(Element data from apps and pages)

Segment Open

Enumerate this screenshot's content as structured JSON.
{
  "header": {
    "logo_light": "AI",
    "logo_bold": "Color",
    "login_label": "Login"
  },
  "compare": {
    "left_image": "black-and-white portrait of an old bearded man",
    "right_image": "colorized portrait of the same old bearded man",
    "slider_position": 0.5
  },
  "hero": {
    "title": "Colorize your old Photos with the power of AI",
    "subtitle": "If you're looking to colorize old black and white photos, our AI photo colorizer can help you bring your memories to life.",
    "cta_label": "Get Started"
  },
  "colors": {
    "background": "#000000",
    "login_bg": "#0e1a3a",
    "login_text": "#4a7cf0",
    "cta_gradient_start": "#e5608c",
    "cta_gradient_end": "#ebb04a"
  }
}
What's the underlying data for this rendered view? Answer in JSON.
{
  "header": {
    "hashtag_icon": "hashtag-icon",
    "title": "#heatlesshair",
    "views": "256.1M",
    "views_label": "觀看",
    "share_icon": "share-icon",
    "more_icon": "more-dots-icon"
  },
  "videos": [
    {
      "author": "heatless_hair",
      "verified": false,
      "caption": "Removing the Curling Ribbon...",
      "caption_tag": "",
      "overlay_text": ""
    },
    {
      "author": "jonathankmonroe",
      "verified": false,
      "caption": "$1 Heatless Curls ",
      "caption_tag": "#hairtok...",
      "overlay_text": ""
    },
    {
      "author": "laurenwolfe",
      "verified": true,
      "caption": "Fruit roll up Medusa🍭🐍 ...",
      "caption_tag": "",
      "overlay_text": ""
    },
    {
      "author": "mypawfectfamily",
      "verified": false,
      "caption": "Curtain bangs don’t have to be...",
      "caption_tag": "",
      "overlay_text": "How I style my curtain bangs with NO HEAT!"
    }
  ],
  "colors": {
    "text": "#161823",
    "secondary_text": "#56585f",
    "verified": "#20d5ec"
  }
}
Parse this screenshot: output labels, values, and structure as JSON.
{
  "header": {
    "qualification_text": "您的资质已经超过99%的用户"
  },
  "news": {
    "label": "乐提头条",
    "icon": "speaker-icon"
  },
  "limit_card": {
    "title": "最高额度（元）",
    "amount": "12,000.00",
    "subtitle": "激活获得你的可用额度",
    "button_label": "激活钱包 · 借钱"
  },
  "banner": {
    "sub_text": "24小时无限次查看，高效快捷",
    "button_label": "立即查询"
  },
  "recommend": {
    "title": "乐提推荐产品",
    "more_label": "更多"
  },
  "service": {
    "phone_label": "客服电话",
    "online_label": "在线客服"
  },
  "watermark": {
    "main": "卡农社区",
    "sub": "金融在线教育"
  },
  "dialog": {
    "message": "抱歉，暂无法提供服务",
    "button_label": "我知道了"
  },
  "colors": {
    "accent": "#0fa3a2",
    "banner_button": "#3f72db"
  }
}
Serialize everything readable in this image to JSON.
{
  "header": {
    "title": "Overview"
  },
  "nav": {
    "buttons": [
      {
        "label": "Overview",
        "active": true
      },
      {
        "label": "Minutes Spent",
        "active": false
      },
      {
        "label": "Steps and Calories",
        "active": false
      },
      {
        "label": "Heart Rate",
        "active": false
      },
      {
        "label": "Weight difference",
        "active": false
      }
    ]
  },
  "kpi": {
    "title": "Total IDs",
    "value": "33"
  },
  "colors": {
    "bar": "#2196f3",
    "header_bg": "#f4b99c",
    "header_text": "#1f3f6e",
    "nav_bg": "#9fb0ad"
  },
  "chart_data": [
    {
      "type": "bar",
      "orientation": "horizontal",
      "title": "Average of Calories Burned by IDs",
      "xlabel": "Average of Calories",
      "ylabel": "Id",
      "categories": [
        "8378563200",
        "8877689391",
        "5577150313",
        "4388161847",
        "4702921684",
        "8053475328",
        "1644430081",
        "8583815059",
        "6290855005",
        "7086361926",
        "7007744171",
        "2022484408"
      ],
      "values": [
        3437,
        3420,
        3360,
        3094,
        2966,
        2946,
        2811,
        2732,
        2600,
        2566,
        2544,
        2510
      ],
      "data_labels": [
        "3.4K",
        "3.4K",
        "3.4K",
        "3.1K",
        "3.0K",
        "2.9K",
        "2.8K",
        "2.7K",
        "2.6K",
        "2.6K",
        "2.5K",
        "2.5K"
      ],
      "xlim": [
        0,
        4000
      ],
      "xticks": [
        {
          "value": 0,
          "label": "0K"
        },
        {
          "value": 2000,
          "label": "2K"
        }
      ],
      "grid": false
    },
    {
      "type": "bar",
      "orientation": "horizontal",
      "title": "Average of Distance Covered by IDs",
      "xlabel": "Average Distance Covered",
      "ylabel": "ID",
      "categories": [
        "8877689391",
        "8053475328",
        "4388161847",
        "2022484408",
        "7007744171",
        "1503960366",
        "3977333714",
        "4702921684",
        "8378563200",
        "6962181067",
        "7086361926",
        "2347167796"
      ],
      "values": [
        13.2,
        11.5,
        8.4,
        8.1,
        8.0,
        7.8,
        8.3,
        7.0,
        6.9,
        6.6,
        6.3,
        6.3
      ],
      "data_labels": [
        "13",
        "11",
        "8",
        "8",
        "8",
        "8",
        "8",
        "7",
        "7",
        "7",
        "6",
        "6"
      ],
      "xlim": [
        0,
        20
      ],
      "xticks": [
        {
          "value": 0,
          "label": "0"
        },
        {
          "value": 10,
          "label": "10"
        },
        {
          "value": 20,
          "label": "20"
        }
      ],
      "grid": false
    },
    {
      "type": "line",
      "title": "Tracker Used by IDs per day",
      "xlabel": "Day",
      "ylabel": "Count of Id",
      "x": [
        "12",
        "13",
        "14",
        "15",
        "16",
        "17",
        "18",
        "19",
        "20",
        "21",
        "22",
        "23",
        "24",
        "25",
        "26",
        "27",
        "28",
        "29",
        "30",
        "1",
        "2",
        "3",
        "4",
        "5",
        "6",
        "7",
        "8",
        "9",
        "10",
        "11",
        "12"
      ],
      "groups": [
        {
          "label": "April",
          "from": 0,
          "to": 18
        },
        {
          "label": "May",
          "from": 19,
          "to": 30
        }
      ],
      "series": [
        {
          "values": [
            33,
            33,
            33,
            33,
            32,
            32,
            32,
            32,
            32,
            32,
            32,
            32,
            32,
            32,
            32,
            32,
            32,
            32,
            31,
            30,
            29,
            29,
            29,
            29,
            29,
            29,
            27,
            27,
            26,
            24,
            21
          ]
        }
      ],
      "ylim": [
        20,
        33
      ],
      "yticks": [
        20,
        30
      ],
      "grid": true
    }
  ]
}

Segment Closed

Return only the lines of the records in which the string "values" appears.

Parse this screenshot: output labels, values, and structure as JSON.
      "values": [
      "values": [
          "values": [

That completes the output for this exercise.